How much is "creativity" worth in the Los Angeles region?
Otis College of Art and Design has been analyzing what it calls the “creative economy” of Los Angeles and Orange Counties for the past six years.
Its latest report says creative industries employed 341,500 people directly in 2011 in the two counties and supported another 323,000 jobs indirectly. The creative economy generated more than $3.3 billion in state and local tax revenues last year, according to the report.
The entertainment industry remains the brightest star. Last year, it employed more than 120,000 people and brought in $51 billion. But the report also highlights the importance of design industries like fashion, furniture and architecture.
"We have entered an age of ideas that emphasizes originality that cannot easily be outsourced," said Otis College President Samuel Hoi. "We are in a new economy that demands a creative and skilled workforce. "
The report shows employment in creative industries fell significantly during the recession, and outsourcing played a role. The fashion and furniture industries lost the most jobs, as their manufacturing operations moved to other countries.
The manufacturing jobs may be gone for good, but other creative sectors like digital media are starting to create new ones. The Otis report was released in a location that underscored that trend: Google's new YouTube production facility in Los Angeles.
"When YouTube was first acquired, L.A. was not in particular a meaningful market for YouTube Channels," said Liam Collins, who heads the YouTube facility. "That’s obviously changed. Now it’s one of the biggest markets. "

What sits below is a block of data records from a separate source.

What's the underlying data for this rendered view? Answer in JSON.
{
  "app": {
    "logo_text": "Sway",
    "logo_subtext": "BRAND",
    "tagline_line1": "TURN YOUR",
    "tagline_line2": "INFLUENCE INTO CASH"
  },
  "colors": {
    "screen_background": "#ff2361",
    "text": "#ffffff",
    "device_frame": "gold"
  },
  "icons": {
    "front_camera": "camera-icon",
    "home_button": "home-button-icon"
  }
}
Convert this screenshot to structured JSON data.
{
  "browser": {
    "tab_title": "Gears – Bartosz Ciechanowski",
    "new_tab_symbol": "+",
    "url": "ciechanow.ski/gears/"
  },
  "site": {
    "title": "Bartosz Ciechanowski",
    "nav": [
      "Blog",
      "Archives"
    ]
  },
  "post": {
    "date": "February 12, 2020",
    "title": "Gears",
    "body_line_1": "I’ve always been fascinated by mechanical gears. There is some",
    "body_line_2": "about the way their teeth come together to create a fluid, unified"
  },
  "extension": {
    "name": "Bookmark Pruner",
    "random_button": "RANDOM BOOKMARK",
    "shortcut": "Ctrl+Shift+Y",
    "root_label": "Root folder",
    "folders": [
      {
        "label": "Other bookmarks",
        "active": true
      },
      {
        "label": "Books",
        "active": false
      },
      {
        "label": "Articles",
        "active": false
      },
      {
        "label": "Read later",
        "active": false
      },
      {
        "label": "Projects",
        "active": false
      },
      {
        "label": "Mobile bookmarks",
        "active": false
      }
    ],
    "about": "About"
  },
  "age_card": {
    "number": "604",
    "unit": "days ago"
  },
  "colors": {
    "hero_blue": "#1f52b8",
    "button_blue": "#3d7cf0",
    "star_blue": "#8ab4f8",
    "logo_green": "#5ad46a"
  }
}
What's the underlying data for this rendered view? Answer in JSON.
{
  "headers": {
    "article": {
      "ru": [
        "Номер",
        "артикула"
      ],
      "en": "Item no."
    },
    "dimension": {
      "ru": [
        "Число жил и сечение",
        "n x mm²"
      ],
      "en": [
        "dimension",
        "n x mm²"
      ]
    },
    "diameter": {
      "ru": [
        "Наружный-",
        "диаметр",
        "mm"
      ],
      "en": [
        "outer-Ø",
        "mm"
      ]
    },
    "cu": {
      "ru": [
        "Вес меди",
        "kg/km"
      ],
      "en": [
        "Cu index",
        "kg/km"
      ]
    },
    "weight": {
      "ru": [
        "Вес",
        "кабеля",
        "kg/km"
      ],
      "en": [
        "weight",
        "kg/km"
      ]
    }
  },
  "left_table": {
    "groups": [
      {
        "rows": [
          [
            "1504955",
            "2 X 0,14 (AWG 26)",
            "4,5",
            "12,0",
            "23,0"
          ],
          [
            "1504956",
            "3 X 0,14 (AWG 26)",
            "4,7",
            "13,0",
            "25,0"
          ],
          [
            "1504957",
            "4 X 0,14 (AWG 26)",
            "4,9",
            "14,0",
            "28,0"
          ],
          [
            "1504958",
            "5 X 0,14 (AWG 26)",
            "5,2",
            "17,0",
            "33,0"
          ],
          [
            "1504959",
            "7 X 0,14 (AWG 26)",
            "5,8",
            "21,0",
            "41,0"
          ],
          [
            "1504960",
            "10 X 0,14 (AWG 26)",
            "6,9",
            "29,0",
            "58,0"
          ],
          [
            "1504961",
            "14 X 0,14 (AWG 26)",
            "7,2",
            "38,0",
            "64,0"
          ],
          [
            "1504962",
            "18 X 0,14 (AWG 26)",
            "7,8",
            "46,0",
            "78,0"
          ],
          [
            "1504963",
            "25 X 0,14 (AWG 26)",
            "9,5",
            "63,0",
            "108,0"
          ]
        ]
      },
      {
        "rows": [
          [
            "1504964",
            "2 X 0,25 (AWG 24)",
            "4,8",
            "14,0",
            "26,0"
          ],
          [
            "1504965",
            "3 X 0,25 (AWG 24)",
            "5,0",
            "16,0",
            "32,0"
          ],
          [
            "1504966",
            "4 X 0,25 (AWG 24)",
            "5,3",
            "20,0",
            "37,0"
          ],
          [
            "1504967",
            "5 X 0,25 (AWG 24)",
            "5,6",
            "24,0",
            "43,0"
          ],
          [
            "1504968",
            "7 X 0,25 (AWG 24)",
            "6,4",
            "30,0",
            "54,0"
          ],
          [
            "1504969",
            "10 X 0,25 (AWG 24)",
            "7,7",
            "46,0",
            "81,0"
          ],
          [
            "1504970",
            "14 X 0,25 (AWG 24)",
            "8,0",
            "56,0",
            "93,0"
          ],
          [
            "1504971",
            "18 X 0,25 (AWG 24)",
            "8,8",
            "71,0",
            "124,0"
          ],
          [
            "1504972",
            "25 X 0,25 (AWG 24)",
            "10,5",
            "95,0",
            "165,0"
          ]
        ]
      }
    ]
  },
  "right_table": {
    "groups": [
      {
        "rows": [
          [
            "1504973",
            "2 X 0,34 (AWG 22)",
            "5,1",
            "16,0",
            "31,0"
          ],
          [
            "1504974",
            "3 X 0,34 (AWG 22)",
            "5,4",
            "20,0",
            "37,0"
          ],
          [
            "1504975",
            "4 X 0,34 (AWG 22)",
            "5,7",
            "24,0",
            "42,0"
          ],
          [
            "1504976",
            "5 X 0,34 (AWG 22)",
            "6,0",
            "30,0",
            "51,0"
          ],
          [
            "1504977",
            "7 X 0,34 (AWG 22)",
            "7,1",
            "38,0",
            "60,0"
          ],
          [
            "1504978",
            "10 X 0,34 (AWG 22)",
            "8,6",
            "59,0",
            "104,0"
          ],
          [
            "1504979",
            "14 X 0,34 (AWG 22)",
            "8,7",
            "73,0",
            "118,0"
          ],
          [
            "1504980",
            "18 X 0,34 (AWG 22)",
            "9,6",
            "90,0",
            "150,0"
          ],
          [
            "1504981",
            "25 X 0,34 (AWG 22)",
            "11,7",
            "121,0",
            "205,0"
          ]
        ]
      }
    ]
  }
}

The report projects creative employment in Los Angeles and Orange counties will total 355,500 jobs by 2016, up by 4.1 percent (14,000 jobs) from 2011 levels. That's a stark contrast to the 14 percent decline in creative employment (55,400 jobs) that the region suffered between 2006 and 2011.
Read the full report: